After returning from Zambia, Joy was awarded the Rhodes scholarship which led her to Oxford University to continue her master level studies in Learning and Technology. While studying, she founded Code 4 Rights, promoting women’s rights through technology education which resulted in First Response App, focusing more specifically on addressing campus sexual assault.

Joy Buolamwini is just one of the many successful women in the tech field. The number could, and should, easily increase. But first, the working environment needs to be more welcoming and the topics dealt with should be more female-friendly to enhance their achievements in the sector instead of intimidating them.

As Joy says, without “full participation in creating the technology of the future, we are not going to be able to realize how good it could have been”. She suggests to SI News that women should be “taking time to work on something that is not in their comfort zone, to broaden our horizon and also to get on appreciating the work that other people do.”

Stockholm might be the ideal city to start a tech career as a woman. Joy admits to having attended many Women in Tech events, “but none was like this event in Stockholm – my first time here – so this has been really exciting”.


Lagom: The best way to achieve social health?

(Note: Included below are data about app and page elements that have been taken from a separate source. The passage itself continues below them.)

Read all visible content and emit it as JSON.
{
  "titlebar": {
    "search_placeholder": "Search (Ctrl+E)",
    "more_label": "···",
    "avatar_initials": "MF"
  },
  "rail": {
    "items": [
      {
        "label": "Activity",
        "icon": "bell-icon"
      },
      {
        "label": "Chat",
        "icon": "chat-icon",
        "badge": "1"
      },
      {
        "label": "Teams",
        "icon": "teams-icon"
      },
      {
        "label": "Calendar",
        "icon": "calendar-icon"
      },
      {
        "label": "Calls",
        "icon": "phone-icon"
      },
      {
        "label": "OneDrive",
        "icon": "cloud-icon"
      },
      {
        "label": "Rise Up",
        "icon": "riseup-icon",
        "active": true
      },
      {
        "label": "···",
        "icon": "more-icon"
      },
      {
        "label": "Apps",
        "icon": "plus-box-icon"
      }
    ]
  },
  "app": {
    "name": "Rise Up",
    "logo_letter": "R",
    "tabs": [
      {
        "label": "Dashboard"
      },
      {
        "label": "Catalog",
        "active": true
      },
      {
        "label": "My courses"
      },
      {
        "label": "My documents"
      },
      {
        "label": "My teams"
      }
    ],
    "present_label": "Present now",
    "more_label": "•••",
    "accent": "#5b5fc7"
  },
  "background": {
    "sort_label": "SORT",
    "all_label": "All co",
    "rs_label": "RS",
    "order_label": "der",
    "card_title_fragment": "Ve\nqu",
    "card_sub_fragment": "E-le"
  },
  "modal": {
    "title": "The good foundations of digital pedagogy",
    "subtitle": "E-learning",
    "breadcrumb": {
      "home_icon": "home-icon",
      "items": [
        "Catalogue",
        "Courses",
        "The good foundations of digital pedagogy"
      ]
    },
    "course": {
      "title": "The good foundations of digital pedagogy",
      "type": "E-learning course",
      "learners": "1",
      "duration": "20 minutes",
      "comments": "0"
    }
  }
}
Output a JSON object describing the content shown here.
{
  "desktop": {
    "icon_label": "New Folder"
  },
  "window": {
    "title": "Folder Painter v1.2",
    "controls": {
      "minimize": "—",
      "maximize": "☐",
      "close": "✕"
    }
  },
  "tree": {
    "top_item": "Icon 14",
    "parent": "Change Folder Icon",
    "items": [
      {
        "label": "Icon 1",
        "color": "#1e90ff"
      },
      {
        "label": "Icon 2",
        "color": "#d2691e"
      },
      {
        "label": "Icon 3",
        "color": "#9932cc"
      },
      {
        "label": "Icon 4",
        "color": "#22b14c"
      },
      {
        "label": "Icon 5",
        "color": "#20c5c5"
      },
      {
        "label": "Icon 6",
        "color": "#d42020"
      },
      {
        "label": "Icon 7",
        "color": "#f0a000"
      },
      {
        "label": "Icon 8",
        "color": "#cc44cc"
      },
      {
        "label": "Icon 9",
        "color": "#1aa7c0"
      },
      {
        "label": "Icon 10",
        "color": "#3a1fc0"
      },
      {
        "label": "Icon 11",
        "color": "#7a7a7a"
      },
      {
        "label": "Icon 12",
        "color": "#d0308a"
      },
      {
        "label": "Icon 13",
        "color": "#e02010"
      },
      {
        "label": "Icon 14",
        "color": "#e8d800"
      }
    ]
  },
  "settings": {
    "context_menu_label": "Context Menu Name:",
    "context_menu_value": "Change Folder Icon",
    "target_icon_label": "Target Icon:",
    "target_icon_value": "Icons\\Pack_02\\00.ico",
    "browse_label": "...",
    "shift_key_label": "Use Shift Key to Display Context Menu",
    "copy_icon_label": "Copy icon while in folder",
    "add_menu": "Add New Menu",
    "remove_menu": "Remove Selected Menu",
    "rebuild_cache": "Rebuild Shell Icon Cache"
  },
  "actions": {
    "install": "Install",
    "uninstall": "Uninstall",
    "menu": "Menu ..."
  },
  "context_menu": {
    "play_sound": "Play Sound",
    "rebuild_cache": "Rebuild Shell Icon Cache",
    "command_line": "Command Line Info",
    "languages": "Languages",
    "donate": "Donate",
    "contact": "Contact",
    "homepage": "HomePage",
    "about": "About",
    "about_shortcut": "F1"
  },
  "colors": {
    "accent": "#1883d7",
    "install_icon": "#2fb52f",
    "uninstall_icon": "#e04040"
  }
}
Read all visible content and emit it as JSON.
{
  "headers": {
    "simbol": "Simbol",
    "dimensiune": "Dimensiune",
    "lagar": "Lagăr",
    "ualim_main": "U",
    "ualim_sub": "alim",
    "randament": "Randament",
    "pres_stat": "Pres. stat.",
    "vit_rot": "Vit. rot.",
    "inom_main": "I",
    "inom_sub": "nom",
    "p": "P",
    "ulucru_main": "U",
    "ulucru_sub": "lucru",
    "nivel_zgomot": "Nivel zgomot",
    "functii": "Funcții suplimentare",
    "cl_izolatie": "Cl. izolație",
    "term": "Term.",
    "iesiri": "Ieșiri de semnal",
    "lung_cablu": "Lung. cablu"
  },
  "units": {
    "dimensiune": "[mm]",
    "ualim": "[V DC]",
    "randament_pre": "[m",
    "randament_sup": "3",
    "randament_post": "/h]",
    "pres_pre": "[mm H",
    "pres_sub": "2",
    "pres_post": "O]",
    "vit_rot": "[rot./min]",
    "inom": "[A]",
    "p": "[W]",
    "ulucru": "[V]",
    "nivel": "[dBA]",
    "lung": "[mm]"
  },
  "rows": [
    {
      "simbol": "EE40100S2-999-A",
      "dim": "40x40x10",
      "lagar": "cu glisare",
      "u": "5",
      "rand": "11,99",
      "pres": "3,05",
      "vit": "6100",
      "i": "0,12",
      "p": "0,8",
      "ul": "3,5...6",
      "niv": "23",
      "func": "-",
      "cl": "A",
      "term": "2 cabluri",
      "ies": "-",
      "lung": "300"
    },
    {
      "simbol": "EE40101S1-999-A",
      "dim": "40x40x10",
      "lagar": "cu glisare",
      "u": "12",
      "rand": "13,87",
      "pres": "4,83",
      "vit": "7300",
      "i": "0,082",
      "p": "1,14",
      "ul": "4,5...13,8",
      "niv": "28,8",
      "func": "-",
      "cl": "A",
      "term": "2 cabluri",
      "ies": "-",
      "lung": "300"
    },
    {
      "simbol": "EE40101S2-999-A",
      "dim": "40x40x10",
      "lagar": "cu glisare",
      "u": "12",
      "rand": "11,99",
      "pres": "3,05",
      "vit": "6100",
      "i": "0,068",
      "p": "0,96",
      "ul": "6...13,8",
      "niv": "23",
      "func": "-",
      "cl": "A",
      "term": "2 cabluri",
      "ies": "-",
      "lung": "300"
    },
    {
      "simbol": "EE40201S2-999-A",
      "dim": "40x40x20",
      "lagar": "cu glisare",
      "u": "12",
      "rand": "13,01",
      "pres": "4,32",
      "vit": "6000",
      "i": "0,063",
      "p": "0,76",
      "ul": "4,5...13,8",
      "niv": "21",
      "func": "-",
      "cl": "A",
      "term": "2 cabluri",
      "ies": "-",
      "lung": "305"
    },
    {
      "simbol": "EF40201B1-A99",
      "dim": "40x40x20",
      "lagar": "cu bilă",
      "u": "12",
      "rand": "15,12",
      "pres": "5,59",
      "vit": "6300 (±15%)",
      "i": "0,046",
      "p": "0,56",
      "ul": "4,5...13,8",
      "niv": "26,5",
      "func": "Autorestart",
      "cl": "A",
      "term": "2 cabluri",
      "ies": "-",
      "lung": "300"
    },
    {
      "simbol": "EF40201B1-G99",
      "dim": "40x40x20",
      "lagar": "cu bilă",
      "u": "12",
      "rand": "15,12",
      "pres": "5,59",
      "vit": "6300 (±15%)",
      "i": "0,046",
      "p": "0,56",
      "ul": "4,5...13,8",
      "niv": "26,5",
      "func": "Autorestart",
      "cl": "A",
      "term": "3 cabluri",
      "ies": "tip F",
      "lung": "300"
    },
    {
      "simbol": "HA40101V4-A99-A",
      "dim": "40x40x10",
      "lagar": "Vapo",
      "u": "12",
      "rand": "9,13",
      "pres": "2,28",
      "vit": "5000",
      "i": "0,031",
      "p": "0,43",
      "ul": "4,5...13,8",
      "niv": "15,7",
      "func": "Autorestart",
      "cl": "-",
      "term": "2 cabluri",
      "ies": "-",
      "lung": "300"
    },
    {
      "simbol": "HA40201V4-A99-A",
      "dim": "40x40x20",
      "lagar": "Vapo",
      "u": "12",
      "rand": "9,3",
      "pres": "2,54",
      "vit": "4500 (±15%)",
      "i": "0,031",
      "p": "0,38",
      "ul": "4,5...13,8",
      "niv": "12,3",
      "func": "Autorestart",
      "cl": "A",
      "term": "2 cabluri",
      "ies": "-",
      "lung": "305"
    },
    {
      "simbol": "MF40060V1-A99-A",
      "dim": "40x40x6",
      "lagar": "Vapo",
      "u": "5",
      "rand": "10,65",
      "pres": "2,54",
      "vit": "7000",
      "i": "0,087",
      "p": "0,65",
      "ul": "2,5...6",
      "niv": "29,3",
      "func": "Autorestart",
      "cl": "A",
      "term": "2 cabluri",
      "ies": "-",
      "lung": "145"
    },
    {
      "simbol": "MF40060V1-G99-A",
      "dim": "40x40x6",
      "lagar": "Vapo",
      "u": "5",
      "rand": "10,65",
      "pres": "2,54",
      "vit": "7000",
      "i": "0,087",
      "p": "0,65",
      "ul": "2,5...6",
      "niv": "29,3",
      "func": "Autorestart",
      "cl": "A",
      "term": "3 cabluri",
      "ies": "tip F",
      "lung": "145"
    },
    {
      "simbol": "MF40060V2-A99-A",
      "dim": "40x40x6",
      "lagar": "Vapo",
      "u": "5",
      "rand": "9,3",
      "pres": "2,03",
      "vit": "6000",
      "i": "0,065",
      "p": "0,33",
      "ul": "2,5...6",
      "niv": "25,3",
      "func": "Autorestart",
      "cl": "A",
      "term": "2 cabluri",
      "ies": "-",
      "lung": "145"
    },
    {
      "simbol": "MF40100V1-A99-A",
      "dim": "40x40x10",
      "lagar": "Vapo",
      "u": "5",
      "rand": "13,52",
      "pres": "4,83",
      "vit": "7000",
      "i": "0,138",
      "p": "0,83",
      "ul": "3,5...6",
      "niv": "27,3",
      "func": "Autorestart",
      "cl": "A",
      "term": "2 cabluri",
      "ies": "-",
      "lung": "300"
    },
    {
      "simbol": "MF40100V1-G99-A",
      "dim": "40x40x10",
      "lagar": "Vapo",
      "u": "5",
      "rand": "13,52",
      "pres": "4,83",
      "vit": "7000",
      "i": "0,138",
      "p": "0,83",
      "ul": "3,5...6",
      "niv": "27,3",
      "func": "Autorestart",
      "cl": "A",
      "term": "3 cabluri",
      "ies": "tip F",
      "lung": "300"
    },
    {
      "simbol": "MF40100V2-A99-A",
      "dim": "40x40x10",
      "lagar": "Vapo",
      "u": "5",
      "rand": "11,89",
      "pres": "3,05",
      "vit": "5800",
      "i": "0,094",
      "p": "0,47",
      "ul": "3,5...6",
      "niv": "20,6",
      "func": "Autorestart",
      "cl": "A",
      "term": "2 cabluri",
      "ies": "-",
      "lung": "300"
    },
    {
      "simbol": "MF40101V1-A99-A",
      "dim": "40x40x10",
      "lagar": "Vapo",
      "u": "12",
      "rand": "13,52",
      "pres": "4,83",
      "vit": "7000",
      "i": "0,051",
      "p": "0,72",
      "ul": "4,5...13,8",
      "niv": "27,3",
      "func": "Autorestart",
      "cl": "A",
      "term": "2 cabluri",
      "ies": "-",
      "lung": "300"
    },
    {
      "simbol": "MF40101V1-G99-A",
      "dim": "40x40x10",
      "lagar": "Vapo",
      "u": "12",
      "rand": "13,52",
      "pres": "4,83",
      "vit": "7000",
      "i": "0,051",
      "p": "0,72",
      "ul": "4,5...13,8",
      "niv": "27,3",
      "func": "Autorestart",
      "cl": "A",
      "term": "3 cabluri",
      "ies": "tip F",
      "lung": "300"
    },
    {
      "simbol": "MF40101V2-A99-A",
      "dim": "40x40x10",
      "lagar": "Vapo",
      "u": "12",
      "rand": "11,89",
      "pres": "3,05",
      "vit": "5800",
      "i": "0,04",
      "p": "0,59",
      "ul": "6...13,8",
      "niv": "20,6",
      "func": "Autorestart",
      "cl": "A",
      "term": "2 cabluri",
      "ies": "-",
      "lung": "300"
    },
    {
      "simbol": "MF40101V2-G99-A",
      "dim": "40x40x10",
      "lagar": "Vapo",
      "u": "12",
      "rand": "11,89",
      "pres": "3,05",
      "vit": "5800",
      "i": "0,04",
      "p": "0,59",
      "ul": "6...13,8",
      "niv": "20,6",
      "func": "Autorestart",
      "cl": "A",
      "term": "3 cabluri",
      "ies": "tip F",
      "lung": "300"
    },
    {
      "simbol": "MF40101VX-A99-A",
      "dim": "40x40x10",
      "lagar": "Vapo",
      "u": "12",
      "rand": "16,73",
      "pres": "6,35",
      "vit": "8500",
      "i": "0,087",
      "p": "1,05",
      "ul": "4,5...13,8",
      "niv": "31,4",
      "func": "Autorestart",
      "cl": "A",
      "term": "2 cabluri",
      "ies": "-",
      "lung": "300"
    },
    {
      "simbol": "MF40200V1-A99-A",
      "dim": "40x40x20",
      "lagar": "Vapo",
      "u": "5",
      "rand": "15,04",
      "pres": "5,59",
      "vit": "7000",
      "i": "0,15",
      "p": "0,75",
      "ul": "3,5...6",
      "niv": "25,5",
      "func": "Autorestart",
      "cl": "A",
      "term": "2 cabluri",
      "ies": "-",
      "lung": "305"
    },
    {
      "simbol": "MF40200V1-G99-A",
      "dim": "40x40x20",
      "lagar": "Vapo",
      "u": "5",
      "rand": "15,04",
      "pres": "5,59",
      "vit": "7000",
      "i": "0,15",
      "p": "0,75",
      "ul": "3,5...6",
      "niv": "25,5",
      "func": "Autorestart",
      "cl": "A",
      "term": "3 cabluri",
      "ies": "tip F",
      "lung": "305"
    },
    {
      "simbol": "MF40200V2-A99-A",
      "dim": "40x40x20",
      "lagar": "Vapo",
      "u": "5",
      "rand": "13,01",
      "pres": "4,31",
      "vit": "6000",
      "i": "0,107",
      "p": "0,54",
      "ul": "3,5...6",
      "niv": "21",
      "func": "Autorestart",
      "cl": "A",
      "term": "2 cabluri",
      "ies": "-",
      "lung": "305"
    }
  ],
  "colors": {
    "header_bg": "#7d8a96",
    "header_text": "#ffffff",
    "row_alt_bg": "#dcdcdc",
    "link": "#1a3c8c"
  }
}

Ronoh Philip, who is studying for his masters degree in Infectious Disease Control at Södertörn University, explains why he thinks the Swedish concept of 'lagom' is the best way to achieve good social health.

Lagom: The best way to achieve social health?

During my one week orientation program on August 2019 at Södertörn University, we were presented with many aspects of Swedish culture and practices. One of the new aspects that I learnt was the “lagom culture”, As I quote one of the presenters about applying lagom to our studies, he said: ”Lagom will reduce your stressful burdens of hectic lecture schedules and ensure that you spend equal time of working and socializing in the university.”

So being a student with a background in public health and society, I got interested and searched for the deeper meaning of lagom, and how it can  apply to society and health. I found out that it is a Swedish way of life, it is a concept which means not too much and not too little, just enough. I learnt that it came from a Viking tradition laget om which means 'around the group' and was allegedly used to describe just how much mead or soup one should drink when passing the bowl around in the group.

If this concept is applied to achieve social health goals, it would really fit well. So, what is social health at first? Social health is how you interact with other people and adapt in different situations, it deals with how people in society deal with each other. It is important to note that there is a close link between good social health and improvement of the other aspects of human health, this can lead to the achievement of SDG goal of good health and wellbeing. It also leads to self-satisfaction and happiness; no wonder Sweden is ranked as one the happiest countries in the world. It is ranked 7th in 2019, according to world happiness report. I believe lagom has a big role in this achievement.

In the country where I come from, Kenya, one of the greatest challenges we face in our society, is the ability for people of different cultural and ethnic backgrounds to interact and form positive and cohesive relationships with each other. From my perspective, when I finish my studies and return, lagom will be worth implementing in the workplace, the place where I live and the society as whole, as it is the best way of finding simple, attainable solutions to our everyday worries like stress, eating better, having downtime and achieving happiness. It’s a balance of work and life, so everything is in sustainable existence with each other.

My goal during my entire university studies at Södertörn, will be to learn more about the lagom principle and also be able to apply it on our SI NFGL Local Network platform, because it is surely one of the best ways to achieve a good  work-life balance, reaching consensus with my colleagues and adapting a team minded approach in dealing with issues in an organization and the society.